──────── DATA LISTING

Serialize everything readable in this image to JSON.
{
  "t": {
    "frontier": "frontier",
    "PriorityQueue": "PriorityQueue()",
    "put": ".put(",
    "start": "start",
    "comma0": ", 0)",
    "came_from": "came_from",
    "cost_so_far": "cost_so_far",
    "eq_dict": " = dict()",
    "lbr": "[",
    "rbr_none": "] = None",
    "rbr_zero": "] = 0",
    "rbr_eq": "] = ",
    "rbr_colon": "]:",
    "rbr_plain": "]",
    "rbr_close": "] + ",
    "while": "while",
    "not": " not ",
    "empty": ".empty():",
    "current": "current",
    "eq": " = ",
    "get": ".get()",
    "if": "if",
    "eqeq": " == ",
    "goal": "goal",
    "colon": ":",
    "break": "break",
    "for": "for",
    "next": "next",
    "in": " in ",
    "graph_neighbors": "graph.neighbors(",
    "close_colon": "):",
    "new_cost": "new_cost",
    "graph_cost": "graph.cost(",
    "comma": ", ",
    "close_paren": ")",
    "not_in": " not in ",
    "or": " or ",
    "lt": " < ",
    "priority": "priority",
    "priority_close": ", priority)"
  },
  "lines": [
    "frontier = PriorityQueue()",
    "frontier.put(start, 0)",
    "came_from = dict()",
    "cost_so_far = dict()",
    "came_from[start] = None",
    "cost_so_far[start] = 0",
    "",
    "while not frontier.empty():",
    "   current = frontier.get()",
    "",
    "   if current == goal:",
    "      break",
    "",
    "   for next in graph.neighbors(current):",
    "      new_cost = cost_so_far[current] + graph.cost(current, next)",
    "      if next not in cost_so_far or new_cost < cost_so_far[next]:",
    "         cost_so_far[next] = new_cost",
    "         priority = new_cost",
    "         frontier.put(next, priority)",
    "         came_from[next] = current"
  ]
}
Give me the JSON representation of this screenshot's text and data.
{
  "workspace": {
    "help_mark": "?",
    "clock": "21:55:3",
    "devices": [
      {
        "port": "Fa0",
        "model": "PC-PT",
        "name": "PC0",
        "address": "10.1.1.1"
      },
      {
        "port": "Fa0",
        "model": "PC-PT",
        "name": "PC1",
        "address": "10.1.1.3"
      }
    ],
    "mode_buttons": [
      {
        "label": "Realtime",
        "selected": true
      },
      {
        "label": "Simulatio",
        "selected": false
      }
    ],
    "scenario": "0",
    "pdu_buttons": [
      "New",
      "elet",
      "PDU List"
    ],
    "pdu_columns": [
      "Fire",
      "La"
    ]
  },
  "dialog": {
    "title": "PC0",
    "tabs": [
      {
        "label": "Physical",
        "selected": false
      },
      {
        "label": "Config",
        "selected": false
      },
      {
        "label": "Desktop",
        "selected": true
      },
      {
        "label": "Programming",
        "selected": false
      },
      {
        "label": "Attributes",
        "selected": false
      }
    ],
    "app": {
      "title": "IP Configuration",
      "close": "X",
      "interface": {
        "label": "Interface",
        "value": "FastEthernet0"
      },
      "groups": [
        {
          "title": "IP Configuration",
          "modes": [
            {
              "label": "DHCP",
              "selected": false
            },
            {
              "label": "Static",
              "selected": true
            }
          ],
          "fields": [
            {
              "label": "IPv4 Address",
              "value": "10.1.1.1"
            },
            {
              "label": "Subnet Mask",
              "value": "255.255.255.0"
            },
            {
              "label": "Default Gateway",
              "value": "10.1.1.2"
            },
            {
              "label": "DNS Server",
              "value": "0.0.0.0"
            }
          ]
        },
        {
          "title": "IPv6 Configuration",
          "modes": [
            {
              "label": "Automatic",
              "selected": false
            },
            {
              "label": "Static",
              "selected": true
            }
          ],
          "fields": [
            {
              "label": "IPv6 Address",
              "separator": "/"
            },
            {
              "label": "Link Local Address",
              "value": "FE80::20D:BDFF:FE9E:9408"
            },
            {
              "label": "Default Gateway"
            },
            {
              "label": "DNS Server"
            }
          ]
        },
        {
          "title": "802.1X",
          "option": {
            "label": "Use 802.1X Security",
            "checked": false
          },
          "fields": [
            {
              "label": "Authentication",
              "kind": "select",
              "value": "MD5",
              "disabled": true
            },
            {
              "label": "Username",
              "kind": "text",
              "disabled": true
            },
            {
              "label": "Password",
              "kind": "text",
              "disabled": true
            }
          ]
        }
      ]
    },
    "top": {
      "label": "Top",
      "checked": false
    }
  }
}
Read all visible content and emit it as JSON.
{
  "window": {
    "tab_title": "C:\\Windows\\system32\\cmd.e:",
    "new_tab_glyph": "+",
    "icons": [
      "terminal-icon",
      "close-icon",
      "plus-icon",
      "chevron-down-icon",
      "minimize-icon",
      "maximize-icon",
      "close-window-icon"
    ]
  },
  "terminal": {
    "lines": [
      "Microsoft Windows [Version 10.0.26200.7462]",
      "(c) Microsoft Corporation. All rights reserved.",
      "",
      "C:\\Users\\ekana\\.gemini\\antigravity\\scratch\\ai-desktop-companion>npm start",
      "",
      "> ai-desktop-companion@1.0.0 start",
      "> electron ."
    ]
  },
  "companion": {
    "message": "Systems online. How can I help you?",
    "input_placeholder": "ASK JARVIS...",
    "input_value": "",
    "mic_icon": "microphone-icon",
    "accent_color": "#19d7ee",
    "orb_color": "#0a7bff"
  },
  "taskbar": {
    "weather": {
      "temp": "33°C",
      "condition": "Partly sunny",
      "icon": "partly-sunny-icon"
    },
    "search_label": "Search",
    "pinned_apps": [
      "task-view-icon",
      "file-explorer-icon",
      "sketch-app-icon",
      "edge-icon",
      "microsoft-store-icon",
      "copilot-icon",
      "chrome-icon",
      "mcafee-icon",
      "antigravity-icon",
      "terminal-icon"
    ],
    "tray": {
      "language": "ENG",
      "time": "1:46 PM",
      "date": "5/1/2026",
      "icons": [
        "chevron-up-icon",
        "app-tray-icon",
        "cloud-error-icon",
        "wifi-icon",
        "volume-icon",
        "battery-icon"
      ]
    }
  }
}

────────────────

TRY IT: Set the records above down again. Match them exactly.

EXERCISE ANSWER:
Serialize everything readable in this image to JSON.
{
  "t": {
    "frontier": "frontier",
    "PriorityQueue": "PriorityQueue()",
    "put": ".put(",
    "start": "start",
    "comma0": ", 0)",
    "came_from": "came_from",
    "cost_so_far": "cost_so_far",
    "eq_dict": " = dict()",
    "lbr": "[",
    "rbr_none": "] = None",
    "rbr_zero": "] = 0",
    "rbr_eq": "] = ",
    "rbr_colon": "]:",
    "rbr_plain": "]",
    "rbr_close": "] + ",
    "while": "while",
    "not": " not ",
    "empty": ".empty():",
    "current": "current",
    "eq": " = ",
    "get": ".get()",
    "if": "if",
    "eqeq": " == ",
    "goal": "goal",
    "colon": ":",
    "break": "break",
    "for": "for",
    "next": "next",
    "in": " in ",
    "graph_neighbors": "graph.neighbors(",
    "close_colon": "):",
    "new_cost": "new_cost",
    "graph_cost": "graph.cost(",
    "comma": ", ",
    "close_paren": ")",
    "not_in": " not in ",
    "or": " or ",
    "lt": " < ",
    "priority": "priority",
    "priority_close": ", priority)"
  },
  "lines": [
    "frontier = PriorityQueue()",
    "frontier.put(start, 0)",
    "came_from = dict()",
    "cost_so_far = dict()",
    "came_from[start] = None",
    "cost_so_far[start] = 0",
    "",
    "while not frontier.empty():",
    "   current = frontier.get()",
    "",
    "   if current == goal:",
    "      break",
    "",
    "   for next in graph.neighbors(current):",
    "      new_cost = cost_so_far[current] + graph.cost(current, next)",
    "      if next not in cost_so_far or new_cost < cost_so_far[next]:",
    "         cost_so_far[next] = new_cost",
    "         priority = new_cost",
    "         frontier.put(next, priority)",
    "         came_from[next] = current"
  ]
}
Give me the JSON representation of this screenshot's text and data.
{
  "workspace": {
    "help_mark": "?",
    "clock": "21:55:3",
    "devices": [
      {
        "port": "Fa0",
        "model": "PC-PT",
        "name": "PC0",
        "address": "10.1.1.1"
      },
      {
        "port": "Fa0",
        "model": "PC-PT",
        "name": "PC1",
        "address": "10.1.1.3"
      }
    ],
    "mode_buttons": [
      {
        "label": "Realtime",
        "selected": true
      },
      {
        "label": "Simulatio",
        "selected": false
      }
    ],
    "scenario": "0",
    "pdu_buttons": [
      "New",
      "elet",
      "PDU List"
    ],
    "pdu_columns": [
      "Fire",
      "La"
    ]
  },
  "dialog": {
    "title": "PC0",
    "tabs": [
      {
        "label": "Physical",
        "selected": false
      },
      {
        "label": "Config",
        "selected": false
      },
      {
        "label": "Desktop",
        "selected": true
      },
      {
        "label": "Programming",
        "selected": false
      },
      {
        "label": "Attributes",
        "selected": false
      }
    ],
    "app": {
      "title": "IP Configuration",
      "close": "X",
      "interface": {
        "label": "Interface",
        "value": "FastEthernet0"
      },
      "groups": [
        {
          "title": "IP Configuration",
          "modes": [
            {
              "label": "DHCP",
              "selected": false
            },
            {
              "label": "Static",
              "selected": true
            }
          ],
          "fields": [
            {
              "label": "IPv4 Address",
              "value": "10.1.1.1"
            },
            {
              "label": "Subnet Mask",
              "value": "255.255.255.0"
            },
            {
              "label": "Default Gateway",
              "value": "10.1.1.2"
            },
            {
              "label": "DNS Server",
              "value": "0.0.0.0"
            }
          ]
        },
        {
          "title": "IPv6 Configuration",
          "modes": [
            {
              "label": "Automatic",
              "selected": false
            },
            {
              "label": "Static",
              "selected": true
            }
          ],
          "fields": [
            {
              "label": "IPv6 Address",
              "separator": "/"
            },
            {
              "label": "Link Local Address",
              "value": "FE80::20D:BDFF:FE9E:9408"
            },
            {
              "label": "Default Gateway"
            },
            {
              "label": "DNS Server"
            }
          ]
        },
        {
          "title": "802.1X",
          "option": {
            "label": "Use 802.1X Security",
            "checked": false
          },
          "fields": [
            {
              "label": "Authentication",
              "kind": "select",
              "value": "MD5",
              "disabled": true
            },
            {
              "label": "Username",
              "kind": "text",
              "disabled": true
            },
            {
              "label": "Password",
              "kind": "text",
              "disabled": true
            }
          ]
        }
      ]
    },
    "top": {
      "label": "Top",
      "checked": false
    }
  }
}
Read all visible content and emit it as JSON.
{
  "window": {
    "tab_title": "C:\\Windows\\system32\\cmd.e:",
    "new_tab_glyph": "+",
    "icons": [
      "terminal-icon",
      "close-icon",
      "plus-icon",
      "chevron-down-icon",
      "minimize-icon",
      "maximize-icon",
      "close-window-icon"
    ]
  },
  "terminal": {
    "lines": [
      "Microsoft Windows [Version 10.0.26200.7462]",
      "(c) Microsoft Corporation. All rights reserved.",
      "",
      "C:\\Users\\ekana\\.gemini\\antigravity\\scratch\\ai-desktop-companion>npm start",
      "",
      "> ai-desktop-companion@1.0.0 start",
      "> electron ."
    ]
  },
  "companion": {
    "message": "Systems online. How can I help you?",
    "input_placeholder": "ASK JARVIS...",
    "input_value": "",
    "mic_icon": "microphone-icon",
    "accent_color": "#19d7ee",
    "orb_color": "#0a7bff"
  },
  "taskbar": {
    "weather": {
      "temp": "33°C",
      "condition": "Partly sunny",
      "icon": "partly-sunny-icon"
    },
    "search_label": "Search",
    "pinned_apps": [
      "task-view-icon",
      "file-explorer-icon",
      "sketch-app-icon",
      "edge-icon",
      "microsoft-store-icon",
      "copilot-icon",
      "chrome-icon",
      "mcafee-icon",
      "antigravity-icon",
      "terminal-icon"
    ],
    "tray": {
      "language": "ENG",
      "time": "1:46 PM",
      "date": "5/1/2026",
      "icons": [
        "chevron-up-icon",
        "app-tray-icon",
        "cloud-error-icon",
        "wifi-icon",
        "volume-icon",
        "battery-icon"
      ]
    }
  }
}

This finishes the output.